There are a lot of ways you could describe Donald Trump: Business man. Reality-television star. Republican front-runner. Vehement racist. Comic book supervillain?
Yes, the Donald may not don the garish costumes and makeup of the Joker (although one could debate about his hairpiece), but much of what he says does sound as if it could have come out of the mouth of someone about to aim a giant laser at a Gotham City bank vault.
This month, in the comics, the new Captain America battles a Trumpism-spouting supervillain-turned-free market populist. Which begs the question: Can the nation understand Trump’s ridiculous rhetoric only when it comes out of the mouth of a comic book character set on world domination? According to Marvel Comics writer Nick Spencer, it’s possible.
If you’ve been paying attention to the near-ubiquitous Avengers line of Hollywood movies over the last 10 years, you’ve gotten to know Captain America (played by Chris Evans) and, recently, his partner, the Falcon (played by Anthony Mackie). Blond-haired and blue-eyed, with a patriotic speech for every occasion, Captain America is a man out of time. A World War II veteran, he’s ready to fight Nazis, superspies and alien invaders as easily as he does corrupt bankers or polluters.
In the comic books, however, the original Captain America hands the job over to his friend and partner, the Falcon, an African American born in the ’80s, from Harlem, who lost his family to street violence. This new Captain America is battling enemies a little closer to home. He takes stands on racial issues, immigration, human traffickers and national security—moves that anger both big money and big villains. In the comics, “Black Cap” is captured by the Viper, who lectures him on the flaws of his hero ideology and lays out a speech that could be drawn right from the GOP 2016 platform.
Viper, like all good capitalists, has rebranded. While he once led a group of snake-themed crooks called the Serpent Society in the ’80s, they’re now calling themselves Serpent Solutions, offering low-cost, highly efficient “services” to big business, with plausible deniability to boot. The speech Viper gives sounds like something that Trump might spout at an Iowa rally.
According to Spencer, he wasn’t trying to call out any particular politician but instead was trying to create an amalgamation of a lot of what we’re hearing in the campaign season, which isn’t much of a stretch. Viper’s words on government regulation holding back business sound a lot like Ted Cruz. His belief that even free air ain’t free echoes Jeb Bush’s defense of Michigan Gov. Rick Snyder’s actions during the Flint water crisis. Marco Rubio is obsessed with American exceptionalism, and just like Viper, Trump is always promising to make America “great” again (Viper says “marvelous”). Spencer sees all of this rhetoric as part of a larger problem.
“The parallels that are there come from this: Regardless of how you feel about him, Trump is clearly a very effective salesperson when it comes to selling himself,” Spencer says. “And Viper, as an ad man, would certainly learn from that. But I would also caution: I do think you could do the same speech with a supervillain on the left—it’s really more about how larger interests use political passions and fears to their own advantage.”

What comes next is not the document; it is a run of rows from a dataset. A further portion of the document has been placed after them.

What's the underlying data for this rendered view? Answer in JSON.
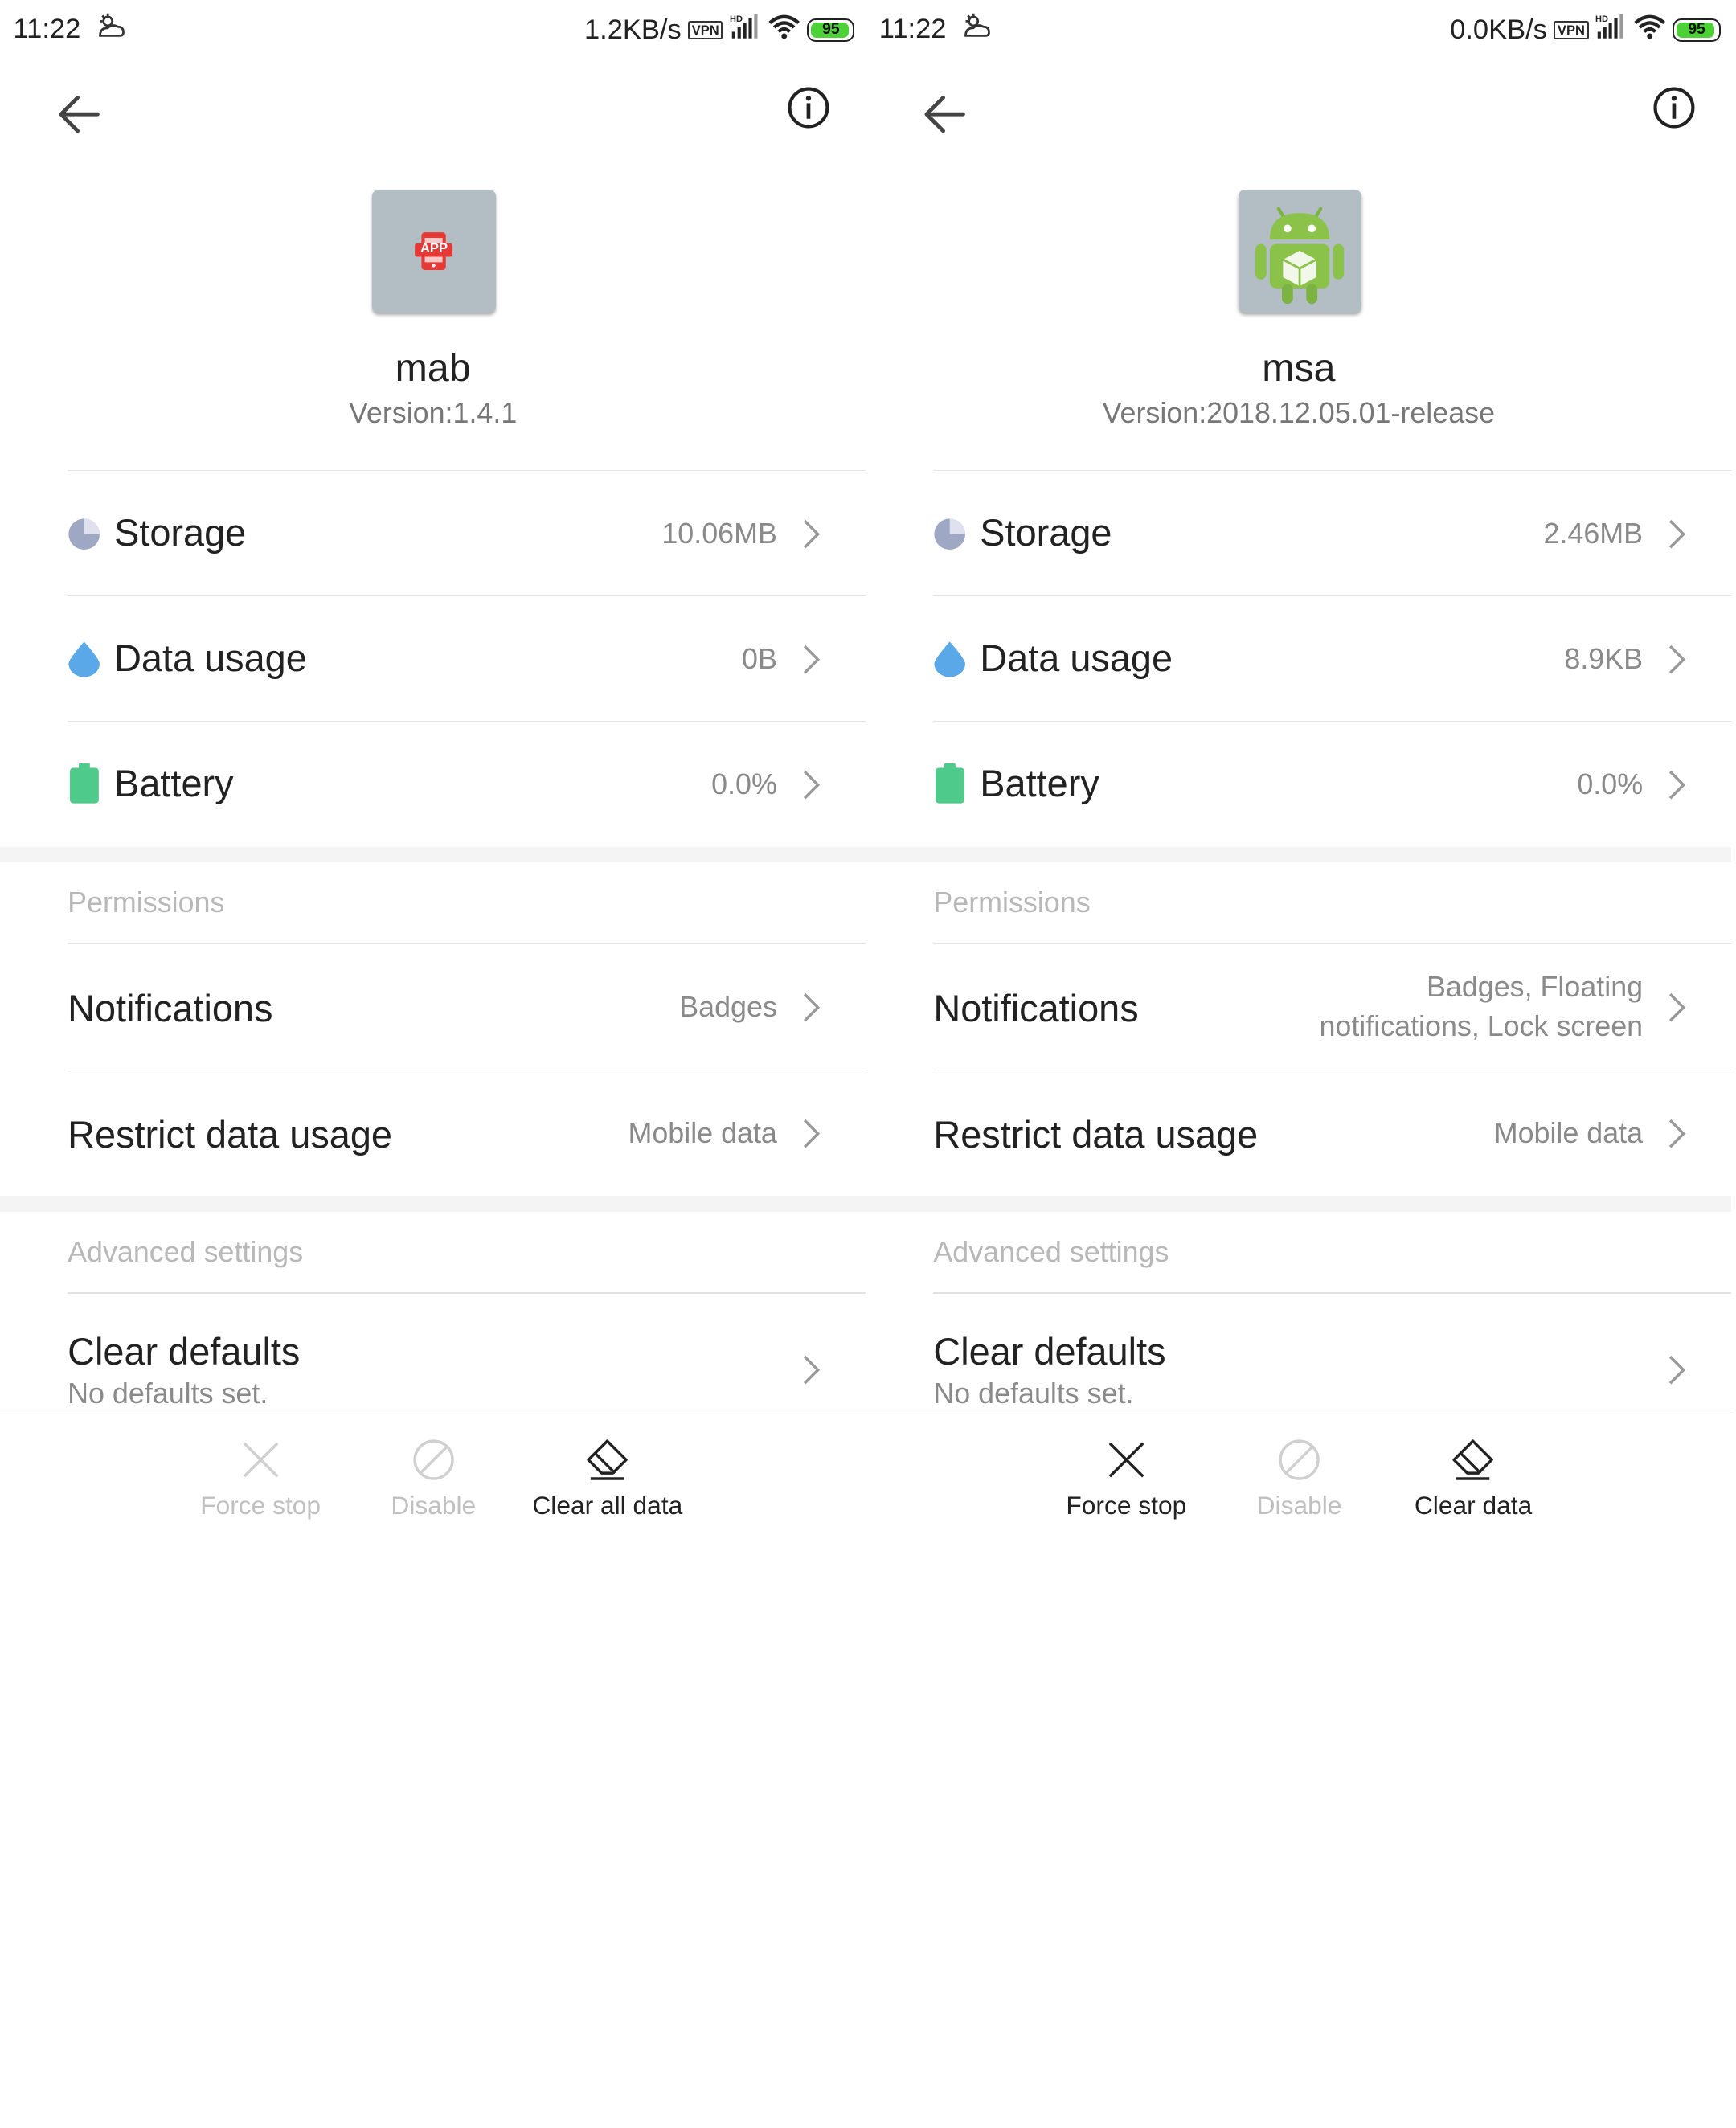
{
  "screens": [
    {
      "status_bar": {
        "time": "11:22",
        "speed": "1.2KB/s",
        "vpn": "VPN",
        "hd": "HD",
        "battery": "95"
      },
      "app": {
        "name": "mab",
        "version": "Version:1.4.1",
        "icon_text": "APP"
      },
      "storage": {
        "label": "Storage",
        "value": "10.06MB"
      },
      "data_usage": {
        "label": "Data usage",
        "value": "0B"
      },
      "battery": {
        "label": "Battery",
        "value": "0.0%"
      },
      "permissions": {
        "title": "Permissions"
      },
      "notifications": {
        "label": "Notifications",
        "value": "Badges",
        "value2": ""
      },
      "restrict": {
        "label": "Restrict data usage",
        "value": "Mobile data"
      },
      "advanced": {
        "title": "Advanced settings"
      },
      "clear_defaults": {
        "label": "Clear defaults",
        "sub": "No defaults set."
      },
      "actions": {
        "force_stop": "Force stop",
        "disable": "Disable",
        "clear": "Clear all data"
      }
    },
    {
      "status_bar": {
        "time": "11:22",
        "speed": "0.0KB/s",
        "vpn": "VPN",
        "hd": "HD",
        "battery": "95"
      },
      "app": {
        "name": "msa",
        "version": "Version:2018.12.05.01-release"
      },
      "storage": {
        "label": "Storage",
        "value": "2.46MB"
      },
      "data_usage": {
        "label": "Data usage",
        "value": "8.9KB"
      },
      "battery": {
        "label": "Battery",
        "value": "0.0%"
      },
      "permissions": {
        "title": "Permissions"
      },
      "notifications": {
        "label": "Notifications",
        "value": "Badges, Floating",
        "value2": "notifications, Lock screen"
      },
      "restrict": {
        "label": "Restrict data usage",
        "value": "Mobile data"
      },
      "advanced": {
        "title": "Advanced settings"
      },
      "clear_defaults": {
        "label": "Clear defaults",
        "sub": "No defaults set."
      },
      "actions": {
        "force_stop": "Force stop",
        "disable": "Disable",
        "clear": "Clear data"
      }
    }
  ],
  "colors": {
    "battery_green": "#4cd137",
    "storage_icon": "#9ea7c4",
    "data_icon": "#5aa8e8",
    "battery_icon": "#4ecb8a",
    "disabled_text": "#c0c0c0",
    "enabled_text": "#222222"
  },
  "icons": {
    "status": [
      "weather-icon",
      "vpn-icon",
      "signal-icon",
      "wifi-icon",
      "battery-icon"
    ],
    "header": [
      "back-arrow-icon",
      "info-icon"
    ],
    "rows": [
      "storage-pie-icon",
      "data-drop-icon",
      "battery-icon",
      "chevron-right-icon"
    ],
    "actions": [
      "close-x-icon",
      "disable-circle-icon",
      "eraser-icon"
    ]
  },
  "action_state": {
    "left": {
      "force_stop_enabled": false,
      "disable_enabled": false,
      "clear_enabled": true
    },
    "right": {
      "force_stop_enabled": true,
      "disable_enabled": false,
      "clear_enabled": true
    }
  }
}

Historically, comic books shied away from directly addressing issues like race, class and economics, choosing fantastic allegories so as not to offend what used to be a mostly white and male readership. Want to talk about racism and integration battles in the ’60s? Create the X-Men, and have Professor X and Magneto battle as reductionist surrogates of Martin Luther King Jr. and Malcolm X. Want to start a conversation about the post-9/11 surveillance state? Have Captain America battle a sentient computer program trained to eliminate threats to national security. Terrorists become robots, immigrants become aliens and gay people become mutants. However, Spencer argues that Captain America, especially an African-American one, is uniquely positioned to tackle real-world ideologues and the dangers they pose.